Monstress, Vol 2: The Blood by Marjorie M. Liu

I went head first into this volume with high expectations, thankfully I had no reason to be concerned.

4/5 stars.
ebook, 156 pages.
Read from July 10, 2020 to July 14, 2020.

After quickly devouring the first volume, I went head first into this volume with high expectations, thankfully I had no reason to be concerned.

After attempting to control the demon-being within her, Maika has sacrificed the remaining parts of her arm but without much luck. In the previous volume, Maika believes she has extracted revenge for the death of her mother and then decides to continue down the path to see what her mother knew about this demon that is living inside of her and the Arcanic symbol she bares. With the help of a relative and some new found pirate friends Maika is able to travel to the dangerous Isle of Bones. She comes to learn about the power a Shamanic Empress that had once terrified Arcanics and humans a like, a power which is still being sought…

For the first time, you start to get a glimpse past Maika’s hard and unmoving exterior and being to see the trauma that she has endured. You get brief glimpses in to Maika’s past and family life with the story slowly builds. It is difficult to watch how Maika treats the young Kippa, who is a gentle and giving character who started following Maika in the last volume after being rescued from slavery. Maika is cruel and in all appearances indifferent to Kippa, even though deep down she cares. Maika is likely mirroring the relationship with er mother and is afraid to make deep connections and friendships.

This volume is a slow burner that leaves you wanting to jump right into the next volume (which I did). The only issue I had with this volume was the same as the first volume, you’re literally drowning in lore. It’s great but it is difficult to take in at times.

With Her in Ourland by Charlotte Perkins Gilman

““We have always had war,” Terry explained. … “It is human nature.”

“Human?” asked Ellador.

“Are some of the soldiers women?” she inquired.

“Women! Of course not!

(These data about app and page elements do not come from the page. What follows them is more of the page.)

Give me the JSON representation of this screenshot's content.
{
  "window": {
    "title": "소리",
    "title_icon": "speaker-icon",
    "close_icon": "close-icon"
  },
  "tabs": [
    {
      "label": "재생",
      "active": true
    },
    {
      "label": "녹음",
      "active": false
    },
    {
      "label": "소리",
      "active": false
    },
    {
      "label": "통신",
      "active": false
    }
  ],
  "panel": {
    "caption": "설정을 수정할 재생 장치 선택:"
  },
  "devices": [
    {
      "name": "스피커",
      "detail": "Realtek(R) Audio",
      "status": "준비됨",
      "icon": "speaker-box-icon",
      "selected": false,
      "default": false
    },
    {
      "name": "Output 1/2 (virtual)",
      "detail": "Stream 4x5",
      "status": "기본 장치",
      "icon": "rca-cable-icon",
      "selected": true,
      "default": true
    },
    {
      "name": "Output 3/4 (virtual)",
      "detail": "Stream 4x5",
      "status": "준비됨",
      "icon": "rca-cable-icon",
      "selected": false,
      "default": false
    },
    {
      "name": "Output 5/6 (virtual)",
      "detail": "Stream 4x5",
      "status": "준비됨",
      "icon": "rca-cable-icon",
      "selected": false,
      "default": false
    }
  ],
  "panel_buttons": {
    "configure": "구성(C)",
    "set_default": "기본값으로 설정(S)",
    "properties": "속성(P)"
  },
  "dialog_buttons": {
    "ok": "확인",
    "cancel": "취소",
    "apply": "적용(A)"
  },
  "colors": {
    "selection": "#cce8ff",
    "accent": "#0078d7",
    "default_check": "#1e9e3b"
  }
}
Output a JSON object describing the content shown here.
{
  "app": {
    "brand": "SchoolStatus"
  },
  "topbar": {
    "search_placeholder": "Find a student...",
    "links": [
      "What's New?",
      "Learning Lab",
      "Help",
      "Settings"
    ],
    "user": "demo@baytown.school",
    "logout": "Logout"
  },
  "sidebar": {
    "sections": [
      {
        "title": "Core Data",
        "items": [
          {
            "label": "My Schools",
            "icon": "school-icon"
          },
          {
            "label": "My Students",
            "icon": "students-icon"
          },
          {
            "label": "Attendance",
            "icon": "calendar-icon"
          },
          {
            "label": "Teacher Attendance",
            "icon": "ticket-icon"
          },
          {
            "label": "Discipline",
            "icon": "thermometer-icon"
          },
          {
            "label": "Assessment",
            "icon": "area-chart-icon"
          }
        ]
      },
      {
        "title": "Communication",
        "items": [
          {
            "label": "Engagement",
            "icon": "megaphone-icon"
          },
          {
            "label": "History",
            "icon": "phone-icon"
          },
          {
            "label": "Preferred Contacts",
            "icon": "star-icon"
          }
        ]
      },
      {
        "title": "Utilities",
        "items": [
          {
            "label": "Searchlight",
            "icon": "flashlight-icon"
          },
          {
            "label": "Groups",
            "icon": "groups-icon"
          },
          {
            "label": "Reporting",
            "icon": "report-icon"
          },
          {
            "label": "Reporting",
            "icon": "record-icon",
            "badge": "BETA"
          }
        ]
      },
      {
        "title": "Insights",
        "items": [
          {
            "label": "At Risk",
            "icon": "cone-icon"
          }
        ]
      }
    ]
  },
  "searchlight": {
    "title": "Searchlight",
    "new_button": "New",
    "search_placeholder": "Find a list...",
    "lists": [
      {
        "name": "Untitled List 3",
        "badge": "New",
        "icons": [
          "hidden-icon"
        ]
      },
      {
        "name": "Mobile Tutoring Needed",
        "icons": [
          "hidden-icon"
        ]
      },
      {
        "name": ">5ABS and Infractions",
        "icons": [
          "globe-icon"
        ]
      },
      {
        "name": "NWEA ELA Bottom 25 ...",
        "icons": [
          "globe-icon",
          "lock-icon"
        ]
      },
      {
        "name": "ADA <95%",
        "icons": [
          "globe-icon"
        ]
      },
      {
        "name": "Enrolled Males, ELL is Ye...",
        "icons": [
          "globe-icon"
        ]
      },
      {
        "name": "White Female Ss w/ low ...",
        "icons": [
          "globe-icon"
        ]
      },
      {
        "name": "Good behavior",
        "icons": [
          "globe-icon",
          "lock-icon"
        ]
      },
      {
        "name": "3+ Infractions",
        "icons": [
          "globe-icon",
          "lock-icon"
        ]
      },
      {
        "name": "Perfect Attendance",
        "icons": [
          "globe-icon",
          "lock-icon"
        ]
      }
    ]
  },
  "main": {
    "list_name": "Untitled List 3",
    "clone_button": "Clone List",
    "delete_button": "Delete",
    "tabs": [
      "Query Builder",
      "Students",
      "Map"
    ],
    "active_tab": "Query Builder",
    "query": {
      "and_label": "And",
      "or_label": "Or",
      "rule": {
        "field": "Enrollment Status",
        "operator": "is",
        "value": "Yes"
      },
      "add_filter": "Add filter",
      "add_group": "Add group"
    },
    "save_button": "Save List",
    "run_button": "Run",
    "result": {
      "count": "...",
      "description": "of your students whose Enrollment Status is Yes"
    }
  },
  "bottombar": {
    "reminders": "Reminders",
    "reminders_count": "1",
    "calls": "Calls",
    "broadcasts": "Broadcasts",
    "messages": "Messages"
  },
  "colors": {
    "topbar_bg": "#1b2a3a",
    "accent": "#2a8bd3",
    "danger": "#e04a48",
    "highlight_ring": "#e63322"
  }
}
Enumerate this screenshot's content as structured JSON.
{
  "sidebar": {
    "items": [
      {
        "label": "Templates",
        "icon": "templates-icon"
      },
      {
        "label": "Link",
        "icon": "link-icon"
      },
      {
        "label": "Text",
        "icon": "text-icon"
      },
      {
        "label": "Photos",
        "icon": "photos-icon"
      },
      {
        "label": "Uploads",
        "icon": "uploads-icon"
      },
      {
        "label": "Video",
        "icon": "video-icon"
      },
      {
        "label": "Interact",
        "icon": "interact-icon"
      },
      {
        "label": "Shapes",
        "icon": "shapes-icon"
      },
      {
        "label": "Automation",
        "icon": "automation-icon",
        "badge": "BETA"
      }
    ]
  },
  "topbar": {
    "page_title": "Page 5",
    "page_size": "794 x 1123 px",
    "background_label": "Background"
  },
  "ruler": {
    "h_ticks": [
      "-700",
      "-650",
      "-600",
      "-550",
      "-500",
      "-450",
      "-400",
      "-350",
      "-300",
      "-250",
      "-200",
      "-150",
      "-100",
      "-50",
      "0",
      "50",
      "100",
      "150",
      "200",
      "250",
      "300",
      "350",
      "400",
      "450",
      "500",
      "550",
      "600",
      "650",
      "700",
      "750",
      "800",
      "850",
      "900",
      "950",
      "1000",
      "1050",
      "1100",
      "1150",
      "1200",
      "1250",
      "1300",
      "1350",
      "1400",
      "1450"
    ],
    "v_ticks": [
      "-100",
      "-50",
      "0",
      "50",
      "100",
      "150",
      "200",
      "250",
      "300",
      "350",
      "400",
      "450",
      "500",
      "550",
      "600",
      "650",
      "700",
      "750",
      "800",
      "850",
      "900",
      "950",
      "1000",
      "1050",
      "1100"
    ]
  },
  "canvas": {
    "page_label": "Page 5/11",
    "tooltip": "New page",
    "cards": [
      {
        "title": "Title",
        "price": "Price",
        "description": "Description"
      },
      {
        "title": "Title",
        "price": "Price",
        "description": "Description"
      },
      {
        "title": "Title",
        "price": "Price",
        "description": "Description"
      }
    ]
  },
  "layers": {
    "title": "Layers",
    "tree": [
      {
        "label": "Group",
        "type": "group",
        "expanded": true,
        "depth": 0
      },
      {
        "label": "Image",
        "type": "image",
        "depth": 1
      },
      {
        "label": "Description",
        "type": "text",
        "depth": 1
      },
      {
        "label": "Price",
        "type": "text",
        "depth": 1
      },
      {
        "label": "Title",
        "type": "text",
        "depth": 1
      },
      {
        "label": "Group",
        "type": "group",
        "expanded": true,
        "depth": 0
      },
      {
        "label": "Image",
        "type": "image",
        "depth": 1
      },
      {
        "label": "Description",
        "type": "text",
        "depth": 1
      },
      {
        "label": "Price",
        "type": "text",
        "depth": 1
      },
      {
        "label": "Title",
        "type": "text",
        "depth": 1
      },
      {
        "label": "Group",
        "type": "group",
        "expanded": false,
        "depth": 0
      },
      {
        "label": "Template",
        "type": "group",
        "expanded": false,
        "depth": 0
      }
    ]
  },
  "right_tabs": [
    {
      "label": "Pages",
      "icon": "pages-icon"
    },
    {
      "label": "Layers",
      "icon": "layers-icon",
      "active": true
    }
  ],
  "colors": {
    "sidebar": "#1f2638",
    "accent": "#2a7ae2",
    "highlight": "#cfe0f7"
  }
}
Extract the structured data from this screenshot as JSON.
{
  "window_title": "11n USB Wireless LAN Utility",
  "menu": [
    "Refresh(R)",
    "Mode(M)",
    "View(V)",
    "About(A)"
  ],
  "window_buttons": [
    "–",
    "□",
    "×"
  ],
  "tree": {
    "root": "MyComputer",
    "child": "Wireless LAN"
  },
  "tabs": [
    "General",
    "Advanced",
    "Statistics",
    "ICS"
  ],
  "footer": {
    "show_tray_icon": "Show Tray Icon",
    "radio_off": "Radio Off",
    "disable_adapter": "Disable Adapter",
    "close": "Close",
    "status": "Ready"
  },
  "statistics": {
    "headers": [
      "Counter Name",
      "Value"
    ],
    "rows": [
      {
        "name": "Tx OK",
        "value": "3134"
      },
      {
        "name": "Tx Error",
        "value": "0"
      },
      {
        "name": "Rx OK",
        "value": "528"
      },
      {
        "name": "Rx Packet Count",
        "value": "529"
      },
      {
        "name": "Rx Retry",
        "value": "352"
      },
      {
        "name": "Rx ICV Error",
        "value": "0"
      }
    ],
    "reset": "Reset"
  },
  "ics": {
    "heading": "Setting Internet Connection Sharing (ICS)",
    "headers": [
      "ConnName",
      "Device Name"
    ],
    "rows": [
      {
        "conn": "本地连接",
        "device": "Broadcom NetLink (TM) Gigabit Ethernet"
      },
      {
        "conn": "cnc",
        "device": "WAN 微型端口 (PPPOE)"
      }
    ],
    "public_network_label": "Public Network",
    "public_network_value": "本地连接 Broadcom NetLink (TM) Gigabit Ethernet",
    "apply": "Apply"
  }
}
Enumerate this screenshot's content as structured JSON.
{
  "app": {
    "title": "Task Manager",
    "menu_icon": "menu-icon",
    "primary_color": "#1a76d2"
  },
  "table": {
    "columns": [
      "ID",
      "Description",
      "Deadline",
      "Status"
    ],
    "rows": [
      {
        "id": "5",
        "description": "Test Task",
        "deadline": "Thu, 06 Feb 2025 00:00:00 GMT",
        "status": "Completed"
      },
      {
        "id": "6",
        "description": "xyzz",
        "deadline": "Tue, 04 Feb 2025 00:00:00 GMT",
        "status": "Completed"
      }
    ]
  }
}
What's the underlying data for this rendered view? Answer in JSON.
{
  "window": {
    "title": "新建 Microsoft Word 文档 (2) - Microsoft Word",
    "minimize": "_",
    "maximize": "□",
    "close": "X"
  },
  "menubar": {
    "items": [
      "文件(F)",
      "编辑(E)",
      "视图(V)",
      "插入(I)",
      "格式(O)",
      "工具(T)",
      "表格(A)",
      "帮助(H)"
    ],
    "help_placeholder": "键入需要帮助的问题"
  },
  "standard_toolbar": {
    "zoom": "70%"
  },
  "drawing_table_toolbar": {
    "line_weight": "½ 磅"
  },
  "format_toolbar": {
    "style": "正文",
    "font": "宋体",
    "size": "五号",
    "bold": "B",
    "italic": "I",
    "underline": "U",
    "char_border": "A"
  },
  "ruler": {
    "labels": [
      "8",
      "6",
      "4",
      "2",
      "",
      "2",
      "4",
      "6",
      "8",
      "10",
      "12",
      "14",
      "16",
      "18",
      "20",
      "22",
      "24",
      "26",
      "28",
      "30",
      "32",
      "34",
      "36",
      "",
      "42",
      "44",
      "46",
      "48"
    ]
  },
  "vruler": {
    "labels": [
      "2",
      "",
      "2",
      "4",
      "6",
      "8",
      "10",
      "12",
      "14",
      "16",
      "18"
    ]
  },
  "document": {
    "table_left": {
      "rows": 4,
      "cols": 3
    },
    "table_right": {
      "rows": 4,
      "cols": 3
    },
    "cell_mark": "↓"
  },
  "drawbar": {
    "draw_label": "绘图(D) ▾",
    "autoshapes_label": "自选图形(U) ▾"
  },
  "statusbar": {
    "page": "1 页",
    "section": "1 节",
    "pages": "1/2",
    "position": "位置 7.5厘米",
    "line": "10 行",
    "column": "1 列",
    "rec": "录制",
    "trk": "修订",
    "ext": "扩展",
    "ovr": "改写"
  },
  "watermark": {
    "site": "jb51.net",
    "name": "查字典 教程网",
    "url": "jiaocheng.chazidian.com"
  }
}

They are men; strong, brave men…”

“Then why do you call it ‘human nature?’ she persisted. “If it was human wouldn’t they both do it?”

“Do you call bearing children ‘human nature’? she asked him. “It’s woman nature,” he answered. “It’s her work.”

“Then why do you not call fighting ‘man nature’ — instead of human?””

3/5 stars.
ebook, 144 pages.
Read from September 19, 2019 to September 20, 2019.

Picking up where Herland left off, Ellador and Van set off around the world to show Ellador the rest of the world away from her homeland and all of her matriarchal values. Van decides to leave America for their last visit, his home, in hopes that she will see it more favourably. While Ellador adapts fairly well in many aspects of his society she is truly traumatized and cannot shake the horror of how women, animals, and children are generally treated. Ellador is the most disappointed that America had the chance to do things differently and didn’t.

Even though Ellador struggles, Van and Ellador grow deeper and more intimate in their relationship. Ellador does eventually want to attempt to bear children by Van but still doesn’t understand or have the urges for physical intimacy, which Van completely respects and understands.

This book steered away from a novel and narrative and read more like an essay or a rant of the author’s ideologies, similar to the first book in the trilogy, Moving the MountainWhile I enjoyed aspects of this novel, particularly how Ellador managed particular situations during some of her encounters with men, this book was generally unsurprising and concluded as I expected it to.

In terms of its ideological content, this book solidifies the author’s views and any remaining issues she has found with the patriarchal society while reaffirming previous values made in the other novels. If you’re interested in all of the author’s ideologies then I feel that reading the whole trilogy is important, however, if you’re looking for more of an interesting story, you could easily get away with just reading Herland.